On Monday, the Centers for Disease Control and Prevention said that more than 100 cases of the highly infectious disease were diagnosed in January. Most of the cases appear linked to victims who became ill after visiting Disneyland in Anaheim, Calif.
“When you see educated people or elected officials giving credence to things that have been completely debunked, an idea that’s been shown to be responsible for multiple measles and pertussis outbreaks in recent years, it’s very concerning,” said Amesh Adalja, an infectious disease physician at the Center for Health Security at the University of Pittsburgh. He called the comments from Paul particularly troubling because Paul is a doctor.
Christie’s aides tried to clarify his remarks, insisting that the governor believes vaccines are “an important public health protection.”
After visiting a vaccine laboratory in Cambridge, Christie was asked to weigh in on the debate in the United States over the measles outbreak. President Barack Obama told NBC News anchor Savannah Guthrie on Sunday, “You should get your kids vaccinated.”
“The science is, you know, pretty indisputable,” Obama said. “We’ve looked at this again and again. There is every reason to get vaccinated, but there aren’t reasons to not.”
Christie, however, said on Monday that “there has to be a balance, and it depends on what the vaccine is, what the disease type is, and all the rest.” He added, “Not every vaccine is created equal, and not every disease type is as great a public health threat as others.”
As for Paul, he told talk show host Laura Ingraham that he had chosen to hold off on vaccinating his own children for some diseases.
“I didn’t like them getting 10 vaccines at once, so I actually delayed my kids’ vaccines and had them staggered over time,” he said.
Both men’s remarks drew immediate rebuke from public-health experts.
Seth Mnookin, a professor at MIT who has written a book on the vaccination debate called “The Panic Virus,” called the comments from Christie and Paul “incredibly, incredibly irresponsible.”
Such remarks, he said, “basically fail at the first duty of a politician, which is to calm his constituents in moments of irrational crisis.”
In substance, Christie’s overseas comments did not differ dramatically from remarks he has made previously in New Jersey, which faces higher than average childhood autism rates and an active community of parents who have questioned vaccinations.
In the 2008 campaign, both Obama and Sen. John McCain drew fire for seeming to give credence to a link between vaccines and autism.
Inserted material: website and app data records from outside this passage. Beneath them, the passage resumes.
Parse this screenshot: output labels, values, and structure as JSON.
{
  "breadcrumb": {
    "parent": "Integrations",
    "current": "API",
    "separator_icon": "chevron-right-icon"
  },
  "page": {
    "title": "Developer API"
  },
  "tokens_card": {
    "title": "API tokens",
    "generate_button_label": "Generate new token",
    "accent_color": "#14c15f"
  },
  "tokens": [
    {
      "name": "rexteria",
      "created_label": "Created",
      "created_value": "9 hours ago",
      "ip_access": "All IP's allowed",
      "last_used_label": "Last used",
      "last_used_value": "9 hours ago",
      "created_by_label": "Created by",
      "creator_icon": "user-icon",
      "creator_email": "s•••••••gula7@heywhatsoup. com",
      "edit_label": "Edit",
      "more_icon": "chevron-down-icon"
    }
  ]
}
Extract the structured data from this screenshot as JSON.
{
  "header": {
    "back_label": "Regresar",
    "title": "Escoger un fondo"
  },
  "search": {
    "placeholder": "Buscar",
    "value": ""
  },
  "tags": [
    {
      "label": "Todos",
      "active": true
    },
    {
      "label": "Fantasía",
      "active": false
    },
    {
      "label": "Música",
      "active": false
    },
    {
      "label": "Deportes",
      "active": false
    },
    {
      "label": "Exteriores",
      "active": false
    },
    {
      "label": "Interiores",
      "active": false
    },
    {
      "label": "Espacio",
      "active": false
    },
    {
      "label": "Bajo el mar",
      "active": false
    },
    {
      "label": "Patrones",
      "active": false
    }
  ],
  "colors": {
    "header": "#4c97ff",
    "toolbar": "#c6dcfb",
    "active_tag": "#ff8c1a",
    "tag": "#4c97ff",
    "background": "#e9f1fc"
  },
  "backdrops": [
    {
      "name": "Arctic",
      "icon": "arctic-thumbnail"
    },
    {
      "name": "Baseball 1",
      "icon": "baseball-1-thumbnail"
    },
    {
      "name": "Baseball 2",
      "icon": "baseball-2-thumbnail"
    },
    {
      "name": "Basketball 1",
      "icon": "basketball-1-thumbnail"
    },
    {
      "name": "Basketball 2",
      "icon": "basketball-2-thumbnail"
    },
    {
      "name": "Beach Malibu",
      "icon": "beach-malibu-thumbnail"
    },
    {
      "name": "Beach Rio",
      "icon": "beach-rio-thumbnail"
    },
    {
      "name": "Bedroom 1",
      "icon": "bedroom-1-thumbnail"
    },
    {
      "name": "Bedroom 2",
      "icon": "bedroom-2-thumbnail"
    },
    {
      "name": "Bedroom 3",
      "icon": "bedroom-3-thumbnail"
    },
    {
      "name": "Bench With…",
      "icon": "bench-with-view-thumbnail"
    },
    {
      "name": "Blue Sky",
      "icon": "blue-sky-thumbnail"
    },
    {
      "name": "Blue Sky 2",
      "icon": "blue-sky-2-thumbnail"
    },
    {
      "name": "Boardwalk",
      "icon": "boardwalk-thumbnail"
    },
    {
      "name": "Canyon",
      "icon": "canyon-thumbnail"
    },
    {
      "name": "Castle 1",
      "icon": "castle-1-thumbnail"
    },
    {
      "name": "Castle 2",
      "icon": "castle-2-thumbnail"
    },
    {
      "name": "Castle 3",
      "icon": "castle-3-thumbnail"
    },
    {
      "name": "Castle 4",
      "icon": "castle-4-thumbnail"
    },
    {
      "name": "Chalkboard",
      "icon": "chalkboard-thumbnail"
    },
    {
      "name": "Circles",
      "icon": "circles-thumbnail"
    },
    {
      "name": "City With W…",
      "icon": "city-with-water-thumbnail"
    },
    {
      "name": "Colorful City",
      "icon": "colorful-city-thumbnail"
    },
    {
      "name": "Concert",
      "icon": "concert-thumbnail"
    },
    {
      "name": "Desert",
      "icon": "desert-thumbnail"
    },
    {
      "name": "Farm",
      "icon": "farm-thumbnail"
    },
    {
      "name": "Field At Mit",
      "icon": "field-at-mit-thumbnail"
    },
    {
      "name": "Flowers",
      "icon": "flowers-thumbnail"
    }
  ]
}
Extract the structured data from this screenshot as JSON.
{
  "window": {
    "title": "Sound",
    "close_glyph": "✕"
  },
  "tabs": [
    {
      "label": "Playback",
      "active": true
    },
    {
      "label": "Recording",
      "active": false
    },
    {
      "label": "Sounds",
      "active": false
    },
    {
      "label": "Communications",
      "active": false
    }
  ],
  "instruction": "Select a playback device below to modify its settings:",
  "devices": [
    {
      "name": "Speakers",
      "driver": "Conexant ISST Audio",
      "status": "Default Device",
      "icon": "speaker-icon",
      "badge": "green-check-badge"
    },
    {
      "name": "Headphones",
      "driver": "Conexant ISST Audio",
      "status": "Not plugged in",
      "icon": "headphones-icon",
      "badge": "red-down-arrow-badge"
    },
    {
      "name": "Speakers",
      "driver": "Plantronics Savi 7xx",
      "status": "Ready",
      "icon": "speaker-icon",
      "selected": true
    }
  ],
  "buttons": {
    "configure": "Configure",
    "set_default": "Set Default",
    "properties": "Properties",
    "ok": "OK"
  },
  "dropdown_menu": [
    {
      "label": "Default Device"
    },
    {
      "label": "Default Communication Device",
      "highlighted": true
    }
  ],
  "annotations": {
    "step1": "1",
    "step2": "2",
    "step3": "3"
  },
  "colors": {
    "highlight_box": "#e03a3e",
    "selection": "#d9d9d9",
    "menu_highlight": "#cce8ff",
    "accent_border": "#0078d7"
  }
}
At one campaign appearance, Obama noted that “some people are suspicious” that skyrocketing autism rates might be linked to vaccines.
“The science right now is inconclusive, but we have to research it,” he said.
McCain said at a town-hall meeting in 2008 that there was “strong evidence that indicates it’s got to do with a preservative in vaccines.”